→ **INSTRUCTIONS FOR THE TASK**:
Reproduce every entry exactly as given.

→ **DATA RECORDS**:
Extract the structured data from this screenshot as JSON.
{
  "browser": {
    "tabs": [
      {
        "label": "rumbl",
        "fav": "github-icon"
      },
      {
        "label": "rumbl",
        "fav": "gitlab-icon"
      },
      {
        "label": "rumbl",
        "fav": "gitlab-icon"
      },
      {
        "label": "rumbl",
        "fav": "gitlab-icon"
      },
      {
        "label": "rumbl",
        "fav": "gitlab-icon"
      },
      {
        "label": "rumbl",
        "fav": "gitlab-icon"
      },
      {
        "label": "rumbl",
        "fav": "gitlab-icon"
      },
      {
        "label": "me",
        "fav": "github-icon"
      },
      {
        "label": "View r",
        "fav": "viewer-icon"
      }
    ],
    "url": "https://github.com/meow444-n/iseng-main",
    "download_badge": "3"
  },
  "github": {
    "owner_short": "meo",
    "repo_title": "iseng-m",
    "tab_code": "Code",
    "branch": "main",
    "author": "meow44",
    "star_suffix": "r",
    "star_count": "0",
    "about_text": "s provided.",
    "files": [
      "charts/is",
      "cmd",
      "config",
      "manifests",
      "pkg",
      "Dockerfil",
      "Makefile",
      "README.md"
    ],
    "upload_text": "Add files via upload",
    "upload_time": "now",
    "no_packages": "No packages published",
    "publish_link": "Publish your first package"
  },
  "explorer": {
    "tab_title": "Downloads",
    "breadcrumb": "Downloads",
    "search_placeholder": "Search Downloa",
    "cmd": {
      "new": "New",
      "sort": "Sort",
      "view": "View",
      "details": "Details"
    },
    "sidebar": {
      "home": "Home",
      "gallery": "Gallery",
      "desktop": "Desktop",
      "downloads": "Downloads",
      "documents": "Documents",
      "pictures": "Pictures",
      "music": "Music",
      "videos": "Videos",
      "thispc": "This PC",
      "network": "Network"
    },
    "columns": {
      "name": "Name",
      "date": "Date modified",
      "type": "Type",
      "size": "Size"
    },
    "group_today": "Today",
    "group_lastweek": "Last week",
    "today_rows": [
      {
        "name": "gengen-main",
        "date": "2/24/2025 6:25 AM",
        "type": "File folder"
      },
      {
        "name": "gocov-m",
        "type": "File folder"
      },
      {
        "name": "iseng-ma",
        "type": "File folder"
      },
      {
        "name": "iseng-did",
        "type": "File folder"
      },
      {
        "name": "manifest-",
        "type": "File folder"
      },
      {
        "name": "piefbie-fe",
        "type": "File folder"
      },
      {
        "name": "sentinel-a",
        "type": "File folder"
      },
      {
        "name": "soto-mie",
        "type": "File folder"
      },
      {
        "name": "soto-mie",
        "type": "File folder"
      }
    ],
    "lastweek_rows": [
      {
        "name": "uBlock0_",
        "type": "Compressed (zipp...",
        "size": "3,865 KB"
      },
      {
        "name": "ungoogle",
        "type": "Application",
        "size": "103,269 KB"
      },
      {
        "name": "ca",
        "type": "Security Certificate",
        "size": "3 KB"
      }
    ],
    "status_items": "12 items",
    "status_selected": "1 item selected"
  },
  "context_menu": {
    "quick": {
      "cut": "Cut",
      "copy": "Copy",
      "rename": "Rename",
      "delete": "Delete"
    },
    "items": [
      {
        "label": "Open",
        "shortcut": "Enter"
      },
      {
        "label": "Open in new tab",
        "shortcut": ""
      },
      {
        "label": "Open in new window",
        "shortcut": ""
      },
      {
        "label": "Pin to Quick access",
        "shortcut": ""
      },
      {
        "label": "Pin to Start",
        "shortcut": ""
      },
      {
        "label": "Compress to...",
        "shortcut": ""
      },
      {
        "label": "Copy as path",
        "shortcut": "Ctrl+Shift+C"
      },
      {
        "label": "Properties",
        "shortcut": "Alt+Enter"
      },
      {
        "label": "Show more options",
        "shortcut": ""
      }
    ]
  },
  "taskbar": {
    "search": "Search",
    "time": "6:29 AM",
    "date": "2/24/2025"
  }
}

→ **TASK RESULT**:
Extract the structured data from this screenshot as JSON.
{
  "browser": {
    "tabs": [
      {
        "label": "rumbl",
        "fav": "github-icon"
      },
      {
        "label": "rumbl",
        "fav": "gitlab-icon"
      },
      {
        "label": "rumbl",
        "fav": "gitlab-icon"
      },
      {
        "label": "rumbl",
        "fav": "gitlab-icon"
      },
      {
        "label": "rumbl",
        "fav": "gitlab-icon"
      },
      {
        "label": "rumbl",
        "fav": "gitlab-icon"
      },
      {
        "label": "rumbl",
        "fav": "gitlab-icon"
      },
      {
        "label": "me",
        "fav": "github-icon"
      },
      {
        "label": "View r",
        "fav": "viewer-icon"
      }
    ],
    "url": "https://github.com/meow444-n/iseng-main",
    "download_badge": "3"
  },
  "github": {
    "owner_short": "meo",
    "repo_title": "iseng-m",
    "tab_code": "Code",
    "branch": "main",
    "author": "meow44",
    "star_suffix": "r",
    "star_count": "0",
    "about_text": "s provided.",
    "files": [
      "charts/is",
      "cmd",
      "config",
      "manifests",
      "pkg",
      "Dockerfil",
      "Makefile",
      "README.md"
    ],
    "upload_text": "Add files via upload",
    "upload_time": "now",
    "no_packages": "No packages published",
    "publish_link": "Publish your first package"
  },
  "explorer": {
    "tab_title": "Downloads",
    "breadcrumb": "Downloads",
    "search_placeholder": "Search Downloa",
    "cmd": {
      "new": "New",
      "sort": "Sort",
      "view": "View",
      "details": "Details"
    },
    "sidebar": {
      "home": "Home",
      "gallery": "Gallery",
      "desktop": "Desktop",
      "downloads": "Downloads",
      "documents": "Documents",
      "pictures": "Pictures",
      "music": "Music",
      "videos": "Videos",
      "thispc": "This PC",
      "network": "Network"
    },
    "columns": {
      "name": "Name",
      "date": "Date modified",
      "type": "Type",
      "size": "Size"
    },
    "group_today": "Today",
    "group_lastweek": "Last week",
    "today_rows": [
      {
        "name": "gengen-main",
        "date": "2/24/2025 6:25 AM",
        "type": "File folder"
      },
      {
        "name": "gocov-m",
        "type": "File folder"
      },
      {
        "name": "iseng-ma",
        "type": "File folder"
      },
      {
        "name": "iseng-did",
        "type": "File folder"
      },
      {
        "name": "manifest-",
        "type": "File folder"
      },
      {
        "name": "piefbie-fe",
        "type": "File folder"
      },
      {
        "name": "sentinel-a",
        "type": "File folder"
      },
      {
        "name": "soto-mie",
        "type": "File folder"
      },
      {
        "name": "soto-mie",
        "type": "File folder"
      }
    ],
    "lastweek_rows": [
      {
        "name": "uBlock0_",
        "type": "Compressed (zipp...",
        "size": "3,865 KB"
      },
      {
        "name": "ungoogle",
        "type": "Application",
        "size": "103,269 KB"
      },
      {
        "name": "ca",
        "type": "Security Certificate",
        "size": "3 KB"
      }
    ],
    "status_items": "12 items",
    "status_selected": "1 item selected"
  },
  "context_menu": {
    "quick": {
      "cut": "Cut",
      "copy": "Copy",
      "rename": "Rename",
      "delete": "Delete"
    },
    "items": [
      {
        "label": "Open",
        "shortcut": "Enter"
      },
      {
        "label": "Open in new tab",
        "shortcut": ""
      },
      {
        "label": "Open in new window",
        "shortcut": ""
      },
      {
        "label": "Pin to Quick access",
        "shortcut": ""
      },
      {
        "label": "Pin to Start",
        "shortcut": ""
      },
      {
        "label": "Compress to...",
        "shortcut": ""
      },
      {
        "label": "Copy as path",
        "shortcut": "Ctrl+Shift+C"
      },
      {
        "label": "Properties",
        "shortcut": "Alt+Enter"
      },
      {
        "label": "Show more options",
        "shortcut": ""
      }
    ]
  },
  "taskbar": {
    "search": "Search",
    "time": "6:29 AM",
    "date": "2/24/2025"
  }
}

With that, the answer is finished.